* Required action
Exact copies of all entries are expected.

(Provided records begins)

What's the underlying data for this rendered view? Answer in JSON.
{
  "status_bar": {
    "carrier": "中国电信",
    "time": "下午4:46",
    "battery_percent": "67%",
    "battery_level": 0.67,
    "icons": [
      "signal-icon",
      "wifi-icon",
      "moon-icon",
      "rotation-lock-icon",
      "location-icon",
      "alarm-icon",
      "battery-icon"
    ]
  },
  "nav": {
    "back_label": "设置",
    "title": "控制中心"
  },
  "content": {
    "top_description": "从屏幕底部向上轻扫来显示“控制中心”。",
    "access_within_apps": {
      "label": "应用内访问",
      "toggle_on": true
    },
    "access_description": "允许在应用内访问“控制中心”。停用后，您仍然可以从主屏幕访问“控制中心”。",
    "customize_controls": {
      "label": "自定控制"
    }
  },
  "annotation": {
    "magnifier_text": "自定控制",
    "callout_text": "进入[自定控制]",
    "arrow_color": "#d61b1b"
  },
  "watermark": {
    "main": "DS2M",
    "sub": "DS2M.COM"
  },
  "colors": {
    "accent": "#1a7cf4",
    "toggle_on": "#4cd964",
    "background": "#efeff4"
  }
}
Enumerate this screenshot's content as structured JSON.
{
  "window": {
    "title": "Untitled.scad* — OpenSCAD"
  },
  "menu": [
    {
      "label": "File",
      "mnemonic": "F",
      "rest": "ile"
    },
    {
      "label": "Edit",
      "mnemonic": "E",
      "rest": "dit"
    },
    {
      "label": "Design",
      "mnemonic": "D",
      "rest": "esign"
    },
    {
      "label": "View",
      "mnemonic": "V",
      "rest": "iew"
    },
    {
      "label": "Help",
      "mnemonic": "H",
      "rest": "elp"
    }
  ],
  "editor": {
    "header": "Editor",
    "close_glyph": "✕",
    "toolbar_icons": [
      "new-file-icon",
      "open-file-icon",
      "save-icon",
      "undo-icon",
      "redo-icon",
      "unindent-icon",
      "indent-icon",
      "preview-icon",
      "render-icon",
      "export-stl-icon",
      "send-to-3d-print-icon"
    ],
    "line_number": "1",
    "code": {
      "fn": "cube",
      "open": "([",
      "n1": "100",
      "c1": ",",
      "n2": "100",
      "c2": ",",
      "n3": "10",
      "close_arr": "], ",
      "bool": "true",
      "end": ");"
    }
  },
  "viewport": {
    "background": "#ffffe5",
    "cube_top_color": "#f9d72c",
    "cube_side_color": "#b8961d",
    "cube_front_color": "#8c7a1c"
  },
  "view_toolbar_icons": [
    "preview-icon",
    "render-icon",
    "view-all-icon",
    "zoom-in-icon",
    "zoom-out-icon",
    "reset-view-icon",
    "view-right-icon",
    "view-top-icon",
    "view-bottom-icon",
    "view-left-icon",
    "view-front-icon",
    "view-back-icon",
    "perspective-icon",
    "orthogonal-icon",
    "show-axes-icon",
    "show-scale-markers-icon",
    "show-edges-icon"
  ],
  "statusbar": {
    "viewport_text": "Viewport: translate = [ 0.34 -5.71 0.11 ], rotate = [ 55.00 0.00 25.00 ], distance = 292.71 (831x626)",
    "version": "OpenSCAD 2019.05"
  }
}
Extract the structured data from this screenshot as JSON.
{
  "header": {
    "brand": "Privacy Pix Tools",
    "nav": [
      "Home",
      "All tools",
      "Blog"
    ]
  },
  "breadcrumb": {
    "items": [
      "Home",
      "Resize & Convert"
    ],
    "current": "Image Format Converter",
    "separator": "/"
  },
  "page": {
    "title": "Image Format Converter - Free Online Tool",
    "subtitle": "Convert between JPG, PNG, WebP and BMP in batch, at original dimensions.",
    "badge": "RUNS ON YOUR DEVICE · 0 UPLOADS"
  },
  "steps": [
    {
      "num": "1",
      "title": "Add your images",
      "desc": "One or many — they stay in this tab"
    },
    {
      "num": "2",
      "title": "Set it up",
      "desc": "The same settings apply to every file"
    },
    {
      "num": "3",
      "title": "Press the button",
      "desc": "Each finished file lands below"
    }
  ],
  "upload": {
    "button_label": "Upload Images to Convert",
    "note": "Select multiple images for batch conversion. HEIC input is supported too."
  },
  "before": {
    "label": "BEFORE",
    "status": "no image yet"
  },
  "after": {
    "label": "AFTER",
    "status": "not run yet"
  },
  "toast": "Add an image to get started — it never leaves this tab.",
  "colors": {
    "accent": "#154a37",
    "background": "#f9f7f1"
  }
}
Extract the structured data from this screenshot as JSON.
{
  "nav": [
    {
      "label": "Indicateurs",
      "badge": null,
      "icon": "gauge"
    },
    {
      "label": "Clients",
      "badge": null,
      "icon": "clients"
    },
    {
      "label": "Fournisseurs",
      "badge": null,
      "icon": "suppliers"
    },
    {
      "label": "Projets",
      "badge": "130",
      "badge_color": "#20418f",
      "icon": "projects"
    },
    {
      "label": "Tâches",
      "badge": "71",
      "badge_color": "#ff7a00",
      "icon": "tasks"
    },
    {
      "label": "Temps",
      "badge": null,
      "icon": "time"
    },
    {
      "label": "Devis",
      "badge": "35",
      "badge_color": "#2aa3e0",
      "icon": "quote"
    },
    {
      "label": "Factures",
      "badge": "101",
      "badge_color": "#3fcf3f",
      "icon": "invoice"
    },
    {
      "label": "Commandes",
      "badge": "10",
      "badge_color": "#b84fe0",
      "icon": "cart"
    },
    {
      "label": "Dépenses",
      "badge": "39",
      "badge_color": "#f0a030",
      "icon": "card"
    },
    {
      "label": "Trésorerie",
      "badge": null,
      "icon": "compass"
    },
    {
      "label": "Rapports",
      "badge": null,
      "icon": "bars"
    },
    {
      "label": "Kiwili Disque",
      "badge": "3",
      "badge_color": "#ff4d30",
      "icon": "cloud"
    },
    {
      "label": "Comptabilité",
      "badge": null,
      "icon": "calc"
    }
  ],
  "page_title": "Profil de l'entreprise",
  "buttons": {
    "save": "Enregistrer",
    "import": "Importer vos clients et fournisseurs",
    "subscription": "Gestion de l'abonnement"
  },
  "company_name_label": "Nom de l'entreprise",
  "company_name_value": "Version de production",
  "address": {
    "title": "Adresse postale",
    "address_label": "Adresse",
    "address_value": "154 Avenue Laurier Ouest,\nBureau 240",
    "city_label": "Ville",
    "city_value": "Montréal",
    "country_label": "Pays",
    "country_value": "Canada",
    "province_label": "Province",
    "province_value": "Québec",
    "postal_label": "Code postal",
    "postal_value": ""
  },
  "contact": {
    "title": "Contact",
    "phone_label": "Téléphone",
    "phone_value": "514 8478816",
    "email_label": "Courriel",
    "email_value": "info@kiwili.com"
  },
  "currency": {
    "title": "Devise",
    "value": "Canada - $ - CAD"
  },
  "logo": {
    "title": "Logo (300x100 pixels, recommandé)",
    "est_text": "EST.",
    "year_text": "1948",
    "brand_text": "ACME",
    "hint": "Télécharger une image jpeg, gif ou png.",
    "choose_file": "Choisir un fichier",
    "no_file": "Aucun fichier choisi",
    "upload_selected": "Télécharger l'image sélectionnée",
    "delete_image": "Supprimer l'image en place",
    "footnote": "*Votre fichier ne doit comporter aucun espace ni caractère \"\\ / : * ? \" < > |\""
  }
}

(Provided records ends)

* Solution for this exercise
What's the underlying data for this rendered view? Answer in JSON.
{
  "status_bar": {
    "carrier": "中国电信",
    "time": "下午4:46",
    "battery_percent": "67%",
    "battery_level": 0.67,
    "icons": [
      "signal-icon",
      "wifi-icon",
      "moon-icon",
      "rotation-lock-icon",
      "location-icon",
      "alarm-icon",
      "battery-icon"
    ]
  },
  "nav": {
    "back_label": "设置",
    "title": "控制中心"
  },
  "content": {
    "top_description": "从屏幕底部向上轻扫来显示“控制中心”。",
    "access_within_apps": {
      "label": "应用内访问",
      "toggle_on": true
    },
    "access_description": "允许在应用内访问“控制中心”。停用后，您仍然可以从主屏幕访问“控制中心”。",
    "customize_controls": {
      "label": "自定控制"
    }
  },
  "annotation": {
    "magnifier_text": "自定控制",
    "callout_text": "进入[自定控制]",
    "arrow_color": "#d61b1b"
  },
  "watermark": {
    "main": "DS2M",
    "sub": "DS2M.COM"
  },
  "colors": {
    "accent": "#1a7cf4",
    "toggle_on": "#4cd964",
    "background": "#efeff4"
  }
}
Enumerate this screenshot's content as structured JSON.
{
  "window": {
    "title": "Untitled.scad* — OpenSCAD"
  },
  "menu": [
    {
      "label": "File",
      "mnemonic": "F",
      "rest": "ile"
    },
    {
      "label": "Edit",
      "mnemonic": "E",
      "rest": "dit"
    },
    {
      "label": "Design",
      "mnemonic": "D",
      "rest": "esign"
    },
    {
      "label": "View",
      "mnemonic": "V",
      "rest": "iew"
    },
    {
      "label": "Help",
      "mnemonic": "H",
      "rest": "elp"
    }
  ],
  "editor": {
    "header": "Editor",
    "close_glyph": "✕",
    "toolbar_icons": [
      "new-file-icon",
      "open-file-icon",
      "save-icon",
      "undo-icon",
      "redo-icon",
      "unindent-icon",
      "indent-icon",
      "preview-icon",
      "render-icon",
      "export-stl-icon",
      "send-to-3d-print-icon"
    ],
    "line_number": "1",
    "code": {
      "fn": "cube",
      "open": "([",
      "n1": "100",
      "c1": ",",
      "n2": "100",
      "c2": ",",
      "n3": "10",
      "close_arr": "], ",
      "bool": "true",
      "end": ");"
    }
  },
  "viewport": {
    "background": "#ffffe5",
    "cube_top_color": "#f9d72c",
    "cube_side_color": "#b8961d",
    "cube_front_color": "#8c7a1c"
  },
  "view_toolbar_icons": [
    "preview-icon",
    "render-icon",
    "view-all-icon",
    "zoom-in-icon",
    "zoom-out-icon",
    "reset-view-icon",
    "view-right-icon",
    "view-top-icon",
    "view-bottom-icon",
    "view-left-icon",
    "view-front-icon",
    "view-back-icon",
    "perspective-icon",
    "orthogonal-icon",
    "show-axes-icon",
    "show-scale-markers-icon",
    "show-edges-icon"
  ],
  "statusbar": {
    "viewport_text": "Viewport: translate = [ 0.34 -5.71 0.11 ], rotate = [ 55.00 0.00 25.00 ], distance = 292.71 (831x626)",
    "version": "OpenSCAD 2019.05"
  }
}
Extract the structured data from this screenshot as JSON.
{
  "header": {
    "brand": "Privacy Pix Tools",
    "nav": [
      "Home",
      "All tools",
      "Blog"
    ]
  },
  "breadcrumb": {
    "items": [
      "Home",
      "Resize & Convert"
    ],
    "current": "Image Format Converter",
    "separator": "/"
  },
  "page": {
    "title": "Image Format Converter - Free Online Tool",
    "subtitle": "Convert between JPG, PNG, WebP and BMP in batch, at original dimensions.",
    "badge": "RUNS ON YOUR DEVICE · 0 UPLOADS"
  },
  "steps": [
    {
      "num": "1",
      "title": "Add your images",
      "desc": "One or many — they stay in this tab"
    },
    {
      "num": "2",
      "title": "Set it up",
      "desc": "The same settings apply to every file"
    },
    {
      "num": "3",
      "title": "Press the button",
      "desc": "Each finished file lands below"
    }
  ],
  "upload": {
    "button_label": "Upload Images to Convert",
    "note": "Select multiple images for batch conversion. HEIC input is supported too."
  },
  "before": {
    "label": "BEFORE",
    "status": "no image yet"
  },
  "after": {
    "label": "AFTER",
    "status": "not run yet"
  },
  "toast": "Add an image to get started — it never leaves this tab.",
  "colors": {
    "accent": "#154a37",
    "background": "#f9f7f1"
  }
}
Extract the structured data from this screenshot as JSON.
{
  "nav": [
    {
      "label": "Indicateurs",
      "badge": null,
      "icon": "gauge"
    },
    {
      "label": "Clients",
      "badge": null,
      "icon": "clients"
    },
    {
      "label": "Fournisseurs",
      "badge": null,
      "icon": "suppliers"
    },
    {
      "label": "Projets",
      "badge": "130",
      "badge_color": "#20418f",
      "icon": "projects"
    },
    {
      "label": "Tâches",
      "badge": "71",
      "badge_color": "#ff7a00",
      "icon": "tasks"
    },
    {
      "label": "Temps",
      "badge": null,
      "icon": "time"
    },
    {
      "label": "Devis",
      "badge": "35",
      "badge_color": "#2aa3e0",
      "icon": "quote"
    },
    {
      "label": "Factures",
      "badge": "101",
      "badge_color": "#3fcf3f",
      "icon": "invoice"
    },
    {
      "label": "Commandes",
      "badge": "10",
      "badge_color": "#b84fe0",
      "icon": "cart"
    },
    {
      "label": "Dépenses",
      "badge": "39",
      "badge_color": "#f0a030",
      "icon": "card"
    },
    {
      "label": "Trésorerie",
      "badge": null,
      "icon": "compass"
    },
    {
      "label": "Rapports",
      "badge": null,
      "icon": "bars"
    },
    {
      "label": "Kiwili Disque",
      "badge": "3",
      "badge_color": "#ff4d30",
      "icon": "cloud"
    },
    {
      "label": "Comptabilité",
      "badge": null,
      "icon": "calc"
    }
  ],
  "page_title": "Profil de l'entreprise",
  "buttons": {
    "save": "Enregistrer",
    "import": "Importer vos clients et fournisseurs",
    "subscription": "Gestion de l'abonnement"
  },
  "company_name_label": "Nom de l'entreprise",
  "company_name_value": "Version de production",
  "address": {
    "title": "Adresse postale",
    "address_label": "Adresse",
    "address_value": "154 Avenue Laurier Ouest,\nBureau 240",
    "city_label": "Ville",
    "city_value": "Montréal",
    "country_label": "Pays",
    "country_value": "Canada",
    "province_label": "Province",
    "province_value": "Québec",
    "postal_label": "Code postal",
    "postal_value": ""
  },
  "contact": {
    "title": "Contact",
    "phone_label": "Téléphone",
    "phone_value": "514 8478816",
    "email_label": "Courriel",
    "email_value": "info@kiwili.com"
  },
  "currency": {
    "title": "Devise",
    "value": "Canada - $ - CAD"
  },
  "logo": {
    "title": "Logo (300x100 pixels, recommandé)",
    "est_text": "EST.",
    "year_text": "1948",
    "brand_text": "ACME",
    "hint": "Télécharger une image jpeg, gif ou png.",
    "choose_file": "Choisir un fichier",
    "no_file": "Aucun fichier choisi",
    "upload_selected": "Télécharger l'image sélectionnée",
    "delete_image": "Supprimer l'image en place",
    "footnote": "*Votre fichier ne doit comporter aucun espace ni caractère \"\\ / : * ? \" < > |\""
  }
}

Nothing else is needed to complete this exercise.